Deane said he is completely opposed to capital punishment. He said it is far more costly to prosecute someone all the way to the death chamber, it has no deterrent effect on crime, and “it’s hypocritical. It’s the state saying, ‘You murdered somebody, so we’re going to murder you.’ As a society, we need to say we’re better than those people.”
At a public forum, Deane said he would not have sought the death penalty for D.C. sniper John Allen Muhammad. He said the life-without-parole punishment of Muhammad’s co-conspirator, Lee Boyd Malvo, is ”harsher than getting a needle in your arm.” Deane also said that in Arlington “a lot of people I’ve talked to oppose the death penalty, so this would be taking the community’s sensibility to heart.”

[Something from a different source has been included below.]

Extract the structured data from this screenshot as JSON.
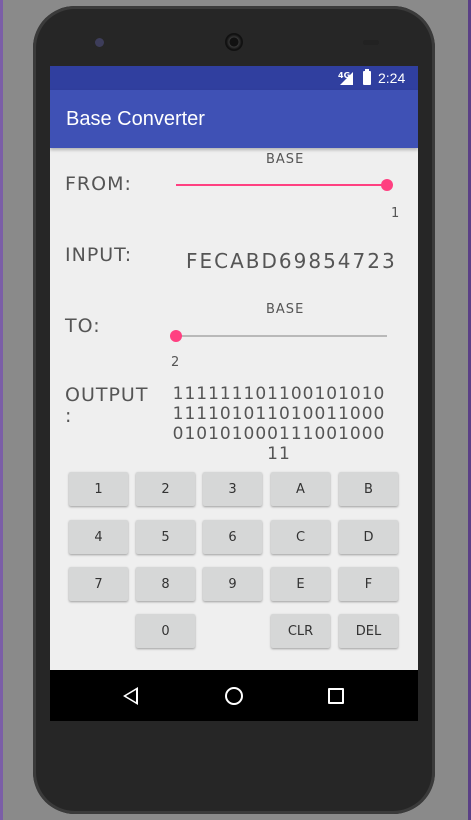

Stamos, while wondering whether some of Deane’s stances are newly tailored to Arlington’s liberal community, said, “My position’s been consistent. There are certain cases where the community needs to weigh in on whether the death penalty is an appropriate sentence.” In Virginia, juries impose sentences as well as decide guilt or innocence, and though judges can reduce a jury sentence, they rarely do.
“The community decides the penalty,” Stamos said. “I think it’s the responsibility of the prosecutor to put the question to the community in the appropriate cases.” She sought death in the case of Cooper, who killed his wife, girlfriend and child, but the jury gave him a life sentence.
So why not bring capital murder charges in every murder case, and let the juries sort them out? “That’s where my 24 years of prosecutorial discretion comes into play,” Stamos said. She said there are cases where the best result is not the death penalty, where it’s not worthwhile to pursue it, and that she is best qualified to decide when that is. She said her experience plays into all levels of cases, not just murders, which are infrequent in Arlington and Falls Church.
Deane also favors starting a drug court in Arlington, with more intensive supervision of drug defendants. Stamos said “you have to work very hard to get incarcerated in Arlington for drug possession,” and that with shrinking judicial resources she would rather press for better use of probation and parole tools.
Deane has an uphill battle. If money matters, he has raised less than $8,000, and had less than $2,200 on hand as of June 30.
Stamos has raised nearly $100,000, and had more than $60,000 on hand as of June 30. Her website notes that the Arlington and Falls Church police officers’ associations endorse her, as do four of the five members of the Arlington County Board, various other elected officials and prosecutors from around the state.
Deane’s website is here.
Stamos’s website is here.